__Description of the task__.
Show the lines of the material that contain the word "title".
Given data below:
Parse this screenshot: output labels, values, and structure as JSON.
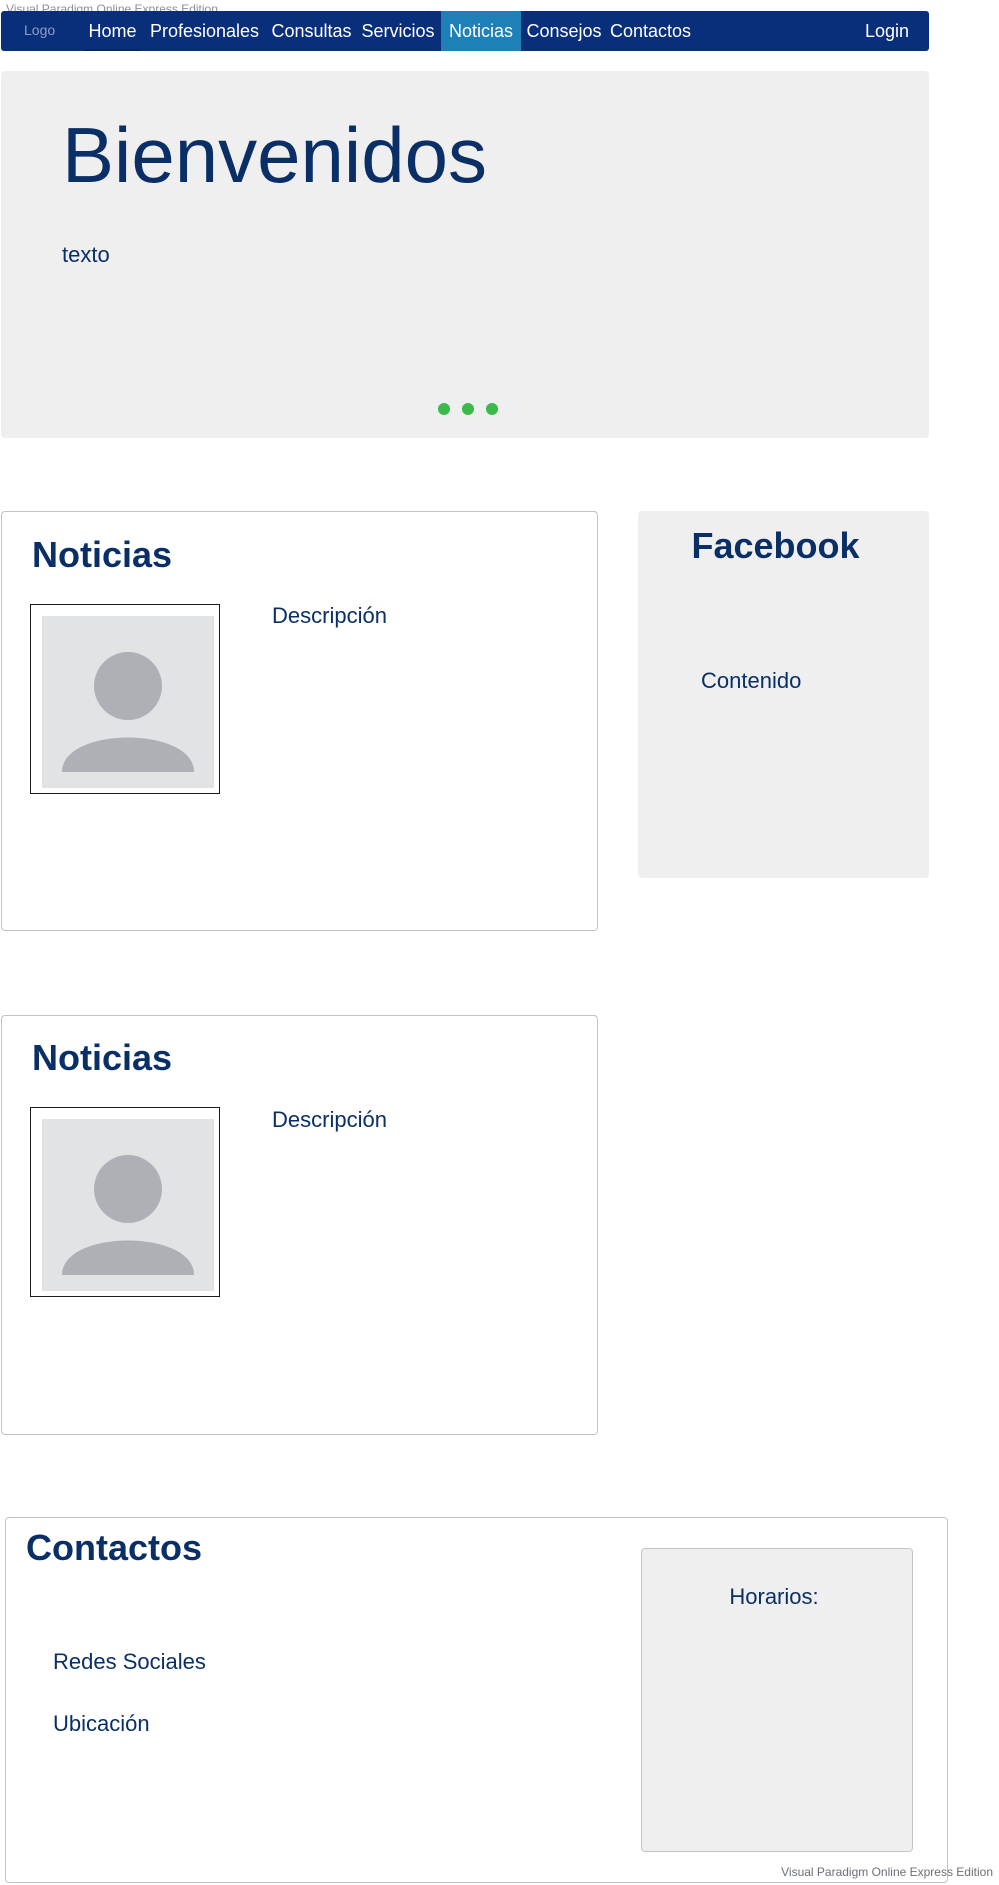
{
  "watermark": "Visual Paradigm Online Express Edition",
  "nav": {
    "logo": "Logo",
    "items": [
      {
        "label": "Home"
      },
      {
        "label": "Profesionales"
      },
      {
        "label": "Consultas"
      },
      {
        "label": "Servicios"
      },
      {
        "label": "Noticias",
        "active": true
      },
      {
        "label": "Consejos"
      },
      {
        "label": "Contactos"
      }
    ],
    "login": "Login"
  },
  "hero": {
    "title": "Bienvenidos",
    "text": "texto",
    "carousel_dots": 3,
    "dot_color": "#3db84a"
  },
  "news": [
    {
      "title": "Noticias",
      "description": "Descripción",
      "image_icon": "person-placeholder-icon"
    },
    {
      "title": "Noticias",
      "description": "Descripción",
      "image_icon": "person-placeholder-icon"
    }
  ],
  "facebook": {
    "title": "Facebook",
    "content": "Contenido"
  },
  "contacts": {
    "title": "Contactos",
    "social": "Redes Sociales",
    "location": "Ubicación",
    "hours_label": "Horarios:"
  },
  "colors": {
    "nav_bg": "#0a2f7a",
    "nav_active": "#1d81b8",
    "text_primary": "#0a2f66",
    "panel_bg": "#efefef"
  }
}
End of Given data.
__Finished exercise__.
    "title": "Bienvenidos",
      "title": "Noticias",
      "title": "Noticias",
    "title": "Facebook",
    "title": "Contactos",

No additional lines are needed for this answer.